LONDON • A chain-smoking former banker who does not believe coaching a football team is worthy of the term "work", Chelsea's new manager Maurizio Sarri is certainly not the norm.
He was appointed on Saturday on a three-year contract, less than 24 hours after the sacking of Antonio Conte. Roman Abramovich's ninth full-time manager in his 15 years as owner could not be more different in terms of background to his fellow Italian Conte.
He may not have a trophy to his name, but he turned Napoli into genuine title contenders on a wage budget barely half the size of champions Juventus'. The team he inherited at Napoli had finished fifth under Rafael Benitez in 2014-15.
Under Sarri, they finished second, then third, before last season becoming the first club to fail to win Serie A despite breaking the 90-point barrier.
The 59-year-old, voted Italian coach of the year last season, has shown a desire to be unorthodox and break the mould.
His family were labourers - his father a construction worker - but he became an international banker.
For 20 years, he mixed working for Banca Monte dei Paschi di Siena, which saw him based in several different countries, with working for lower-league and non-league clubs.
NOT ALL WORK IS TOIL
A tough life is getting up at six every morning and going to work in a factory assembly line, not this one.
MAURIZIO SARRI, Chelsea's new manager, who is acutely aware of how privileged being a football coach is.
His command of English will serve him well in communicating with the players from the start, unlike Conte, who could not speak English when he arrived.

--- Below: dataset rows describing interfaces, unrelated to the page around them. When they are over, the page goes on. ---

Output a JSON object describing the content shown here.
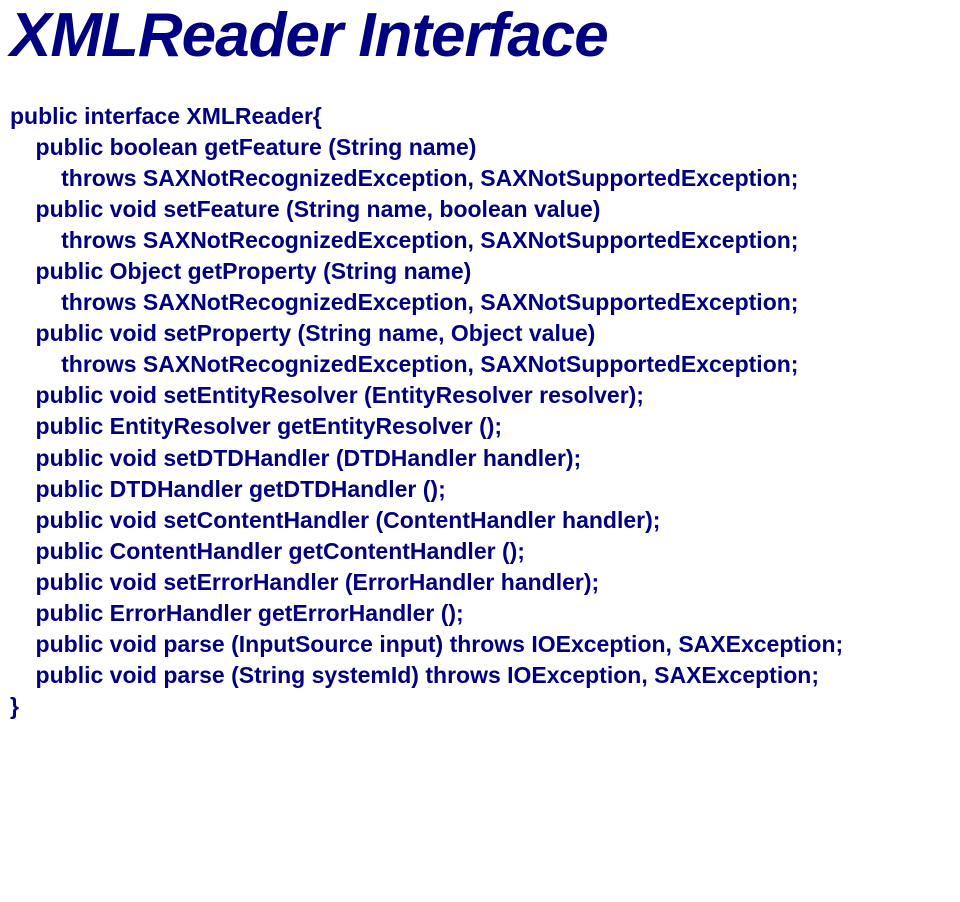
{
  "title": "XMLReader Interface",
  "lines": [
    {
      "indent": 0,
      "text": "public interface XMLReader{"
    },
    {
      "indent": 1,
      "text": "public boolean getFeature (String name)"
    },
    {
      "indent": 2,
      "text": "throws SAXNotRecognizedException, SAXNotSupportedException;"
    },
    {
      "indent": 1,
      "text": "public void setFeature (String name, boolean value)"
    },
    {
      "indent": 2,
      "text": "throws SAXNotRecognizedException, SAXNotSupportedException;"
    },
    {
      "indent": 1,
      "text": "public Object getProperty (String name)"
    },
    {
      "indent": 2,
      "text": "throws SAXNotRecognizedException, SAXNotSupportedException;"
    },
    {
      "indent": 1,
      "text": "public void setProperty (String name, Object value)"
    },
    {
      "indent": 2,
      "text": "throws SAXNotRecognizedException, SAXNotSupportedException;"
    },
    {
      "indent": 1,
      "text": "public void setEntityResolver (EntityResolver resolver);"
    },
    {
      "indent": 1,
      "text": "public EntityResolver getEntityResolver ();"
    },
    {
      "indent": 1,
      "text": "public void setDTDHandler (DTDHandler handler);"
    },
    {
      "indent": 1,
      "text": "public DTDHandler getDTDHandler ();"
    },
    {
      "indent": 1,
      "text": "public void setContentHandler (ContentHandler handler);"
    },
    {
      "indent": 1,
      "text": "public ContentHandler getContentHandler ();"
    },
    {
      "indent": 1,
      "text": "public void setErrorHandler (ErrorHandler handler);"
    },
    {
      "indent": 1,
      "text": "public ErrorHandler getErrorHandler ();"
    },
    {
      "indent": 1,
      "text": "public void parse (InputSource input) throws IOException, SAXException;"
    },
    {
      "indent": 1,
      "text": "public void parse (String systemId) throws IOException, SAXException;"
    },
    {
      "indent": 0,
      "text": "}"
    }
  ],
  "indent_unit": "    "
}
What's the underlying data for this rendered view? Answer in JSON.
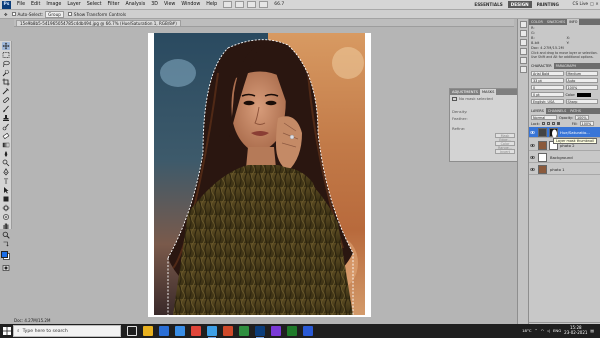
{
  "menubar": {
    "logo": "Ps",
    "items": [
      "File",
      "Edit",
      "Image",
      "Layer",
      "Select",
      "Filter",
      "Analysis",
      "3D",
      "View",
      "Window",
      "Help"
    ],
    "zoom": "66.7",
    "workspaces": [
      "ESSENTIALS",
      "DESIGN",
      "PAINTING"
    ],
    "active_workspace": "DESIGN",
    "cs_live": "CS Live"
  },
  "options": {
    "auto_select_label": "Auto-Select:",
    "auto_select_value": "Group",
    "transform_label": "Show Transform Controls"
  },
  "document": {
    "tab_label": "15e9b8b5-541965054785c4db494.jpg @ 66.7% (Hue/Saturation 1, RGB/8#)",
    "status": "Doc: 4.27M/15.2M"
  },
  "float_panel": {
    "tabs": [
      "ADJUSTMENTS",
      "MASKS"
    ],
    "active_tab": "MASKS",
    "no_mask": "No mask selected",
    "rows": [
      "Density:",
      "Feather:",
      "Refine:"
    ],
    "buttons": [
      "Mask Edge...",
      "Color Range...",
      "Invert"
    ]
  },
  "right": {
    "top_tabs": [
      "COLOR",
      "SWATCHES",
      "INFO"
    ],
    "active_top": "INFO",
    "info_lines": [
      "R:",
      "G:",
      "B:",
      "8-bit",
      "X:",
      "Y:",
      "Doc: 4.27M/15.2M",
      "Click and drag to move layer or selection.",
      "Use Shift and Alt for additional options."
    ],
    "char_tabs": [
      "CHARACTER",
      "PARAGRAPH"
    ],
    "active_char": "CHARACTER",
    "font_family": "Arial Bold",
    "font_style": "Medium",
    "font_size": "33 pt",
    "leading": "Auto",
    "tracking": "0",
    "scale": "100%",
    "baseline": "0 pt",
    "color_label": "Color:",
    "language": "English: USA",
    "aa": "Sharp",
    "layers_tabs": [
      "LAYERS",
      "CHANNELS",
      "PATHS"
    ],
    "active_layers": "LAYERS",
    "blend_mode": "Normal",
    "opacity_label": "Opacity:",
    "opacity": "100%",
    "lock_label": "Lock:",
    "fill_label": "Fill:",
    "fill": "100%",
    "layers": [
      {
        "name": "Hue/Saturatio...",
        "selected": true
      },
      {
        "name": "photo 2",
        "selected": false
      },
      {
        "name": "Background",
        "selected": false
      },
      {
        "name": "photo 1",
        "selected": false
      }
    ],
    "tooltip": "Layer mask thumbnail"
  },
  "taskbar": {
    "search_placeholder": "Type here to search",
    "time": "15:28",
    "date": "23-02-2021",
    "lang": "ENG",
    "temp": "18°C"
  },
  "colors": {
    "accent": "#3875d7",
    "menubar_bg": "#d6d6d6",
    "workspace_bg": "#b5b5b5",
    "taskbar_bg": "#1f1f1f"
  }
}
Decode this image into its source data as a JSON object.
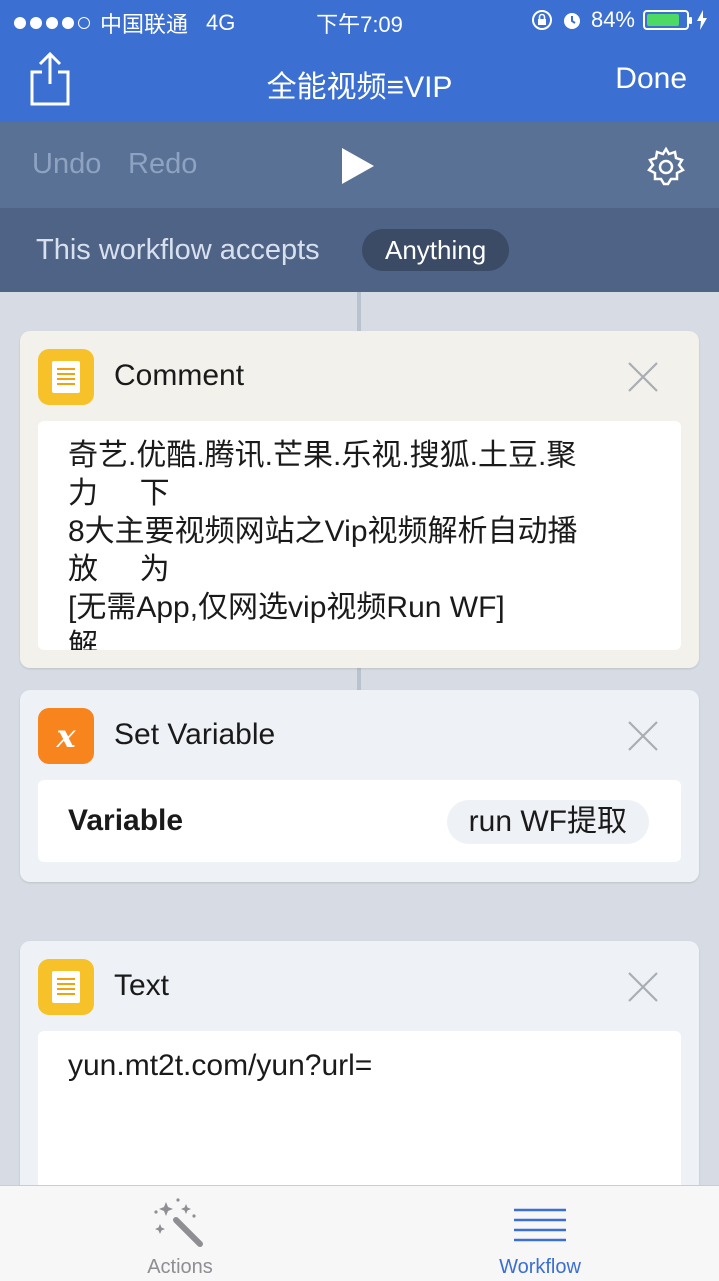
{
  "status_bar": {
    "carrier": "中国联通",
    "network": "4G",
    "time": "下午7:09",
    "battery": "84%",
    "battery_level": 0.84
  },
  "navbar": {
    "title": "全能视频≡VIP",
    "done_label": "Done",
    "share_icon": "share-icon"
  },
  "toolbar": {
    "undo_label": "Undo",
    "redo_label": "Redo",
    "play_icon": "play-icon",
    "settings_icon": "gear-icon"
  },
  "accepts": {
    "label": "This workflow accepts",
    "value": "Anything"
  },
  "actions": [
    {
      "type": "Comment",
      "title": "Comment",
      "icon": "note-icon",
      "text": "奇艺.优酷.腾讯.芒果.乐视.搜狐.土豆.聚\n力     下\n8大主要视频网站之Vip视频解析自动播\n放     为\n[无需App,仅网选vip视频Run WF]\n解"
    },
    {
      "type": "Set Variable",
      "title": "Set Variable",
      "icon": "variable-icon",
      "variable_label": "Variable",
      "variable_value": "run WF提取"
    },
    {
      "type": "Text",
      "title": "Text",
      "icon": "note-icon",
      "text": "yun.mt2t.com/yun?url="
    }
  ],
  "tabbar": {
    "actions_label": "Actions",
    "workflow_label": "Workflow",
    "active": "Workflow"
  },
  "colors": {
    "nav_blue": "#3b6fd2",
    "toolbar": "#5a7196",
    "accepts_bar": "#4e6386",
    "icon_yellow": "#f7c229",
    "icon_orange": "#f7841d"
  }
}
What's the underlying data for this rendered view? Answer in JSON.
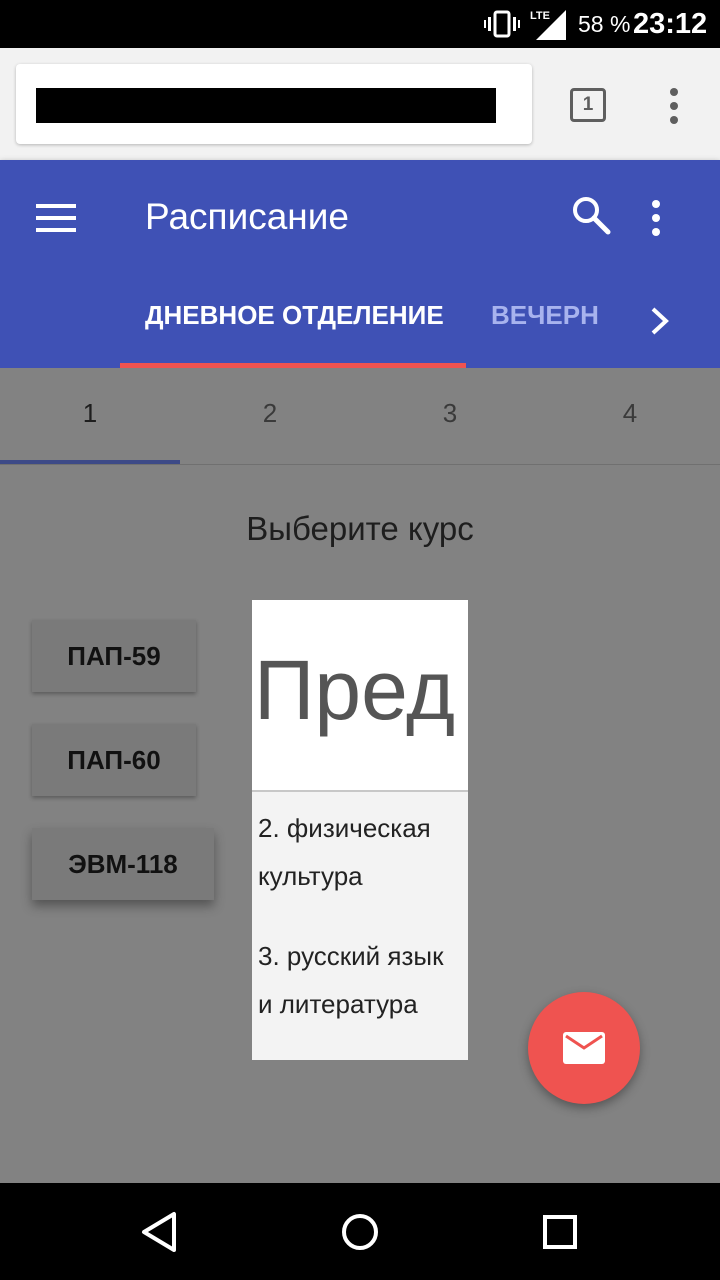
{
  "status_bar": {
    "network": "LTE",
    "battery": "58 %",
    "time": "23:12"
  },
  "browser": {
    "tab_count": "1"
  },
  "app_bar": {
    "title": "Расписание",
    "tabs": [
      {
        "label": "ДНЕВНОЕ ОТДЕЛЕНИЕ",
        "active": true
      },
      {
        "label": "ВЕЧЕРНЕЕ ОТДЕЛЕНИЕ",
        "active": false
      }
    ],
    "accent_color": "#3f51b5",
    "indicator_color": "#ef5350"
  },
  "subtabs": [
    {
      "label": "1",
      "active": true
    },
    {
      "label": "2",
      "active": false
    },
    {
      "label": "3",
      "active": false
    },
    {
      "label": "4",
      "active": false
    }
  ],
  "prompt": "Выберите курс",
  "courses": [
    "ПАП-59",
    "ПАП-60",
    "ЭВМ-118"
  ],
  "card": {
    "header": "Пред",
    "items": [
      "2. физическая культура",
      "3. русский язык и литература"
    ]
  },
  "fab": {
    "icon": "mail-icon",
    "color": "#ef5350"
  }
}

However, despite his high-flying banking career, he has not forgotten his roots - his grandfather fought for the partisans in World War II against the Germans - and he is enraged when he hears some of the hyperbole attached to football.
"When I go to lead a training session, I never say to my family, 'I'm going to work'," he told Italian newspaper Avvenire. "I come from a family of labourers and, if I hear someone talking about 'sacrifices' in football, I get mad."
Indeed, he has gone on record to say he would do the job for free. "A tough life is getting up at six every morning and going to work in a factory assembly line, not this one," said Sarri, who will reportedly earn around £6.5 million (S$11.7 million) a year at Stamford Bridge.
"Coaching is the only job I would contemplate doing for free."
Routines matter to Sarri when he coaches, in part because he is a superstitious individual. Napoli forward Dries Mertens observed in an interview that they would move back and forth between specific different training pitches every day, changing the schedule only whenever a winning run came to an end.
More than that, though, Sarri is a man who sees strength in consistency. Napoli have rarely surprised anyone with their tactical approach over the last three years, lining up every week in the same 4-3-3, and yet they have swept opponents aside with a dazzling brand of football. Critics, however, suggested that his team failed to win the title last season because he had failed to rotate against weaker teams, leaving players exhausted by the end of the season.
Arrigo Sacchi, who forged one of the greatest sides in European history at AC Milan in the late 1980s, has only praise for Sarri, hailing him as a "genius".
Sacchi told Marca last year: "He has a great ability to teach... Sarri is the strength of the team. He is the director and author of the orchestra, all the players have improved under him. When you see Sarri's teams play, you know how they train. He is a genius."
Like any coach, Sarri has his flaws. He has been involved in provocative incidents - not least an abusive rant at a female football journalist and raising his middle finger at Juventus fans last season.
Italy coach Roberto Mancini accused Sarri of homophobia when he allegedly called him a "f*****" during an Italian Cup semi-final in 2016 when he was the Inter Milan boss. That sort of language will land him in hot water with the authorities but another more immediate quandary awaits him - how does he get past the strict no-smoking policies at English grounds?
There is some debate about quite how many he smokes a day - some say 60, while Mertens thought it's more like five packets.
Sarri must hope EPL clubs are as accommodating as German side Leipzig, who erected a special smoking section in the Napoli dressing room last season for a Europa League match.
But whether they prove accommodating on the pitch will determine whether his hopes burn bright or go up in a puff of smoke.
AGENCE FRANCE-PRESSE, THE GUARDIAN